 Avvo Rating 10 Superb

   

Millions of Dollars Recovered For Our Clients

Check Out Our Case Results

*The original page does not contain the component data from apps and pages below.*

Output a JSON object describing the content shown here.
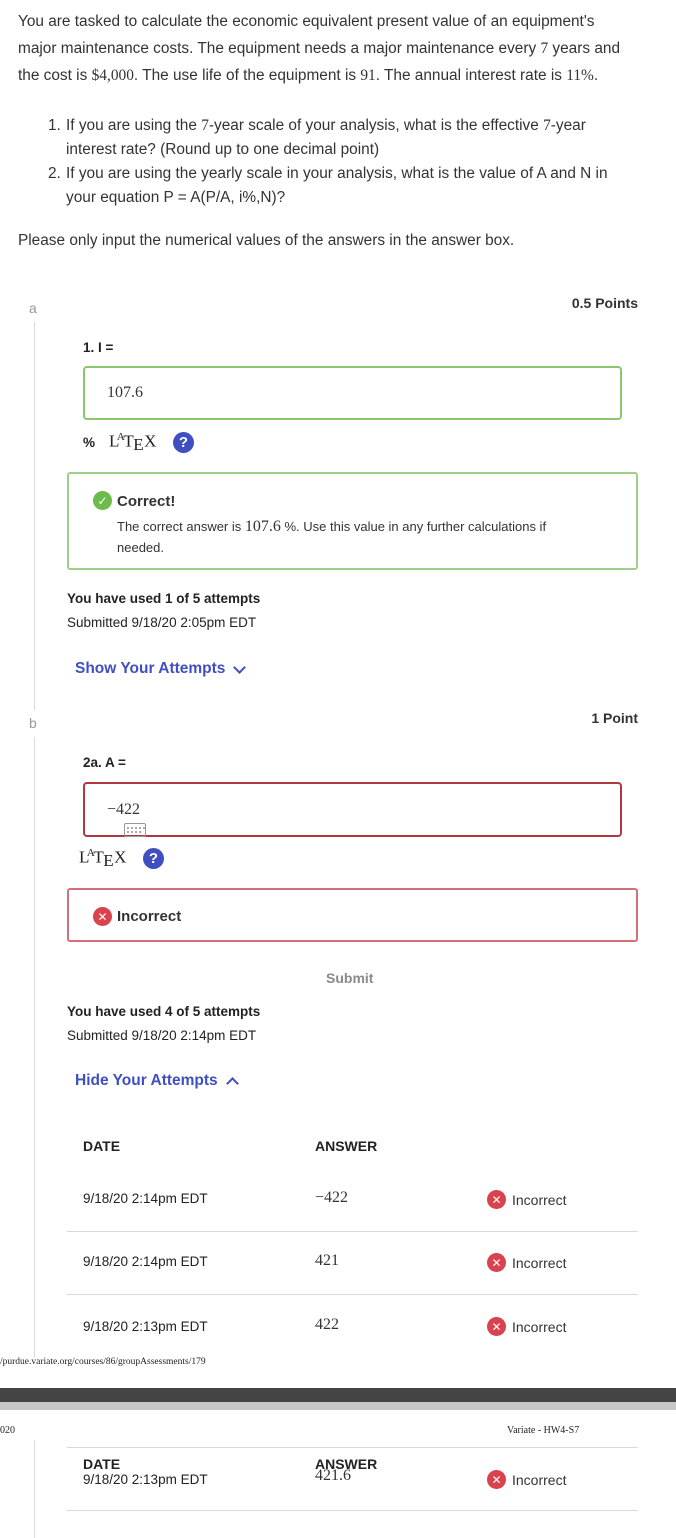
{
  "intro": {
    "line1": "You are tasked to calculate the economic equivalent present value of an equipment's",
    "line2_prefix": "major maintenance costs. The equipment needs a major maintenance every ",
    "line2_num": "7",
    "line2_suffix": " years and",
    "line3_prefix": "the cost is ",
    "line3_cost": "$4,000",
    "line3_mid": ". The use life of the equipment is ",
    "line3_life": "91",
    "line3_mid2": ". The annual interest rate is ",
    "line3_rate": "11%",
    "line3_end": "."
  },
  "questions": [
    {
      "num": "1.",
      "text_a": "If you are using the ",
      "math_a": "7",
      "text_b": "-year scale of your analysis, what is the effective ",
      "math_b": "7",
      "text_c": "-year",
      "line2": "interest rate? (Round up to one decimal point)"
    },
    {
      "num": "2.",
      "line1": "If  you are using the yearly scale in your analysis, what is the value of A and N in",
      "line2": "your equation P = A(P/A, i%,N)?"
    }
  ],
  "note": "Please only input the numerical values of the answers in the answer box.",
  "part_a": {
    "letter": "a",
    "points": "0.5 Points",
    "label": "1. I =",
    "answer": "107.6",
    "unit": "%",
    "latex": "LATEX",
    "help": "?",
    "feedback_title": "Correct!",
    "feedback_pre": "The correct answer is ",
    "feedback_value": "107.6",
    "feedback_post": " %. Use this value in any further calculations if",
    "feedback_line2": "needed.",
    "attempts_used": "You have used 1 of 5 attempts",
    "submitted": "Submitted 9/18/20 2:05pm EDT",
    "toggle": "Show Your Attempts"
  },
  "part_b": {
    "letter": "b",
    "points": "1 Point",
    "label": "2a. A =",
    "answer": "−422",
    "latex": "LATEX",
    "help": "?",
    "feedback_title": "Incorrect",
    "submit": "Submit",
    "attempts_used": "You have used 4 of 5 attempts",
    "submitted": "Submitted 9/18/20 2:14pm EDT",
    "toggle": "Hide Your Attempts",
    "table": {
      "col_date": "DATE",
      "col_answer": "ANSWER",
      "rows": [
        {
          "date": "9/18/20 2:14pm EDT",
          "answer": "−422",
          "status": "Incorrect"
        },
        {
          "date": "9/18/20 2:14pm EDT",
          "answer": "421",
          "status": "Incorrect"
        },
        {
          "date": "9/18/20 2:13pm EDT",
          "answer": "422",
          "status": "Incorrect"
        }
      ],
      "continued_row": {
        "date": "9/18/20 2:13pm EDT",
        "answer": "421.6",
        "status": "Incorrect"
      }
    }
  },
  "print": {
    "footer_url": "/purdue.variate.org/courses/86/groupAssessments/179",
    "header_left": "020",
    "header_right": "Variate - HW4-S7"
  },
  "colors": {
    "link": "#3f4fc2",
    "correct_border": "#8ac66b",
    "incorrect_border": "#b0383f",
    "incorrect_icon": "#d9434e",
    "correct_icon": "#6dbb4a"
  }
}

$6.131 MillionEmployment: Disability Discrimination
$3.85 MillionEmployment: Wrongful Termination
$950 ThousandEmployment: Retaliation
$800 ThousandEmployment: Sexual Harassment
$750 ThousandEmployment: Sexual Harassment
$700 ThousandEmployment: Wrongful Termination / Race Discrimination
$658 ThousandEmployment: Sexual Harassment
$650 ThousandPersonal Injury: Automobile Collision
$375 ThousandEmployment: Sexual Harassment
$325 ThousandEmployment: Sexual Harassment
$300 ThousandEmployment: Wrongful Termination / Race Discrimination
$295 ThousandEmployment: Wage and Hour
$265 ThousandEmployment: Sexual Harassment
$250 ThousandEmployment: Pregnancy Discrimination
$250 ThousandEmployment Law: Disability Discrimination
$240 ThousandEmployment: Disability Discrimination
$240 ThousandEmployment: Sexual Harassment
$200 ThousandEmployment: Wrongful Termination
$199 ThousandEmployment: Pregnancy Discrimination
$195 ThousandEmployment: Religious Discrimination
$193 ThousandEmployment: Failure to Accommodate
$180 ThousandEmployment: Unpaid Wages
$175 ThousandEmployment: Whistleblower Retaliation
$175 ThousandEmployment: Medical Leave Retaliation
$174 ThousandEmployment: Wage and Hour
$167 ThousandEmployment: Wage and Hour
$160 ThousandEmployment: Unpaid Wages
$158 ThousandBreach of Contract
$150 ThousandEmployment: Reverse Race Discrimination
$130 ThousandEmployment: Race Discrimination
$125 ThousandEmployment: Sexual Harassment
$125 ThousandEmployment: Disability Discrimination
$125 ThousandEmployment: Medical Leave Retaliation
$120 ThousandEmployment: Unpaid Commission Wages
$120 ThousandEmployment: Retaliation
$120 ThousandPersonal Injury: Automobile Collision
$107 ThousandEmployment: Whistleblower Retaliation
$100 ThousandEmployment: Religious Discrimination
$100 ThousandEmployment: Failure to Accommodate
$100 ThousandEmployment: Wrongful Termination
$100 ThousandPersonal Injury: Bicycle Collision
$100 ThousandPersonal Injury: Pedestrian Collision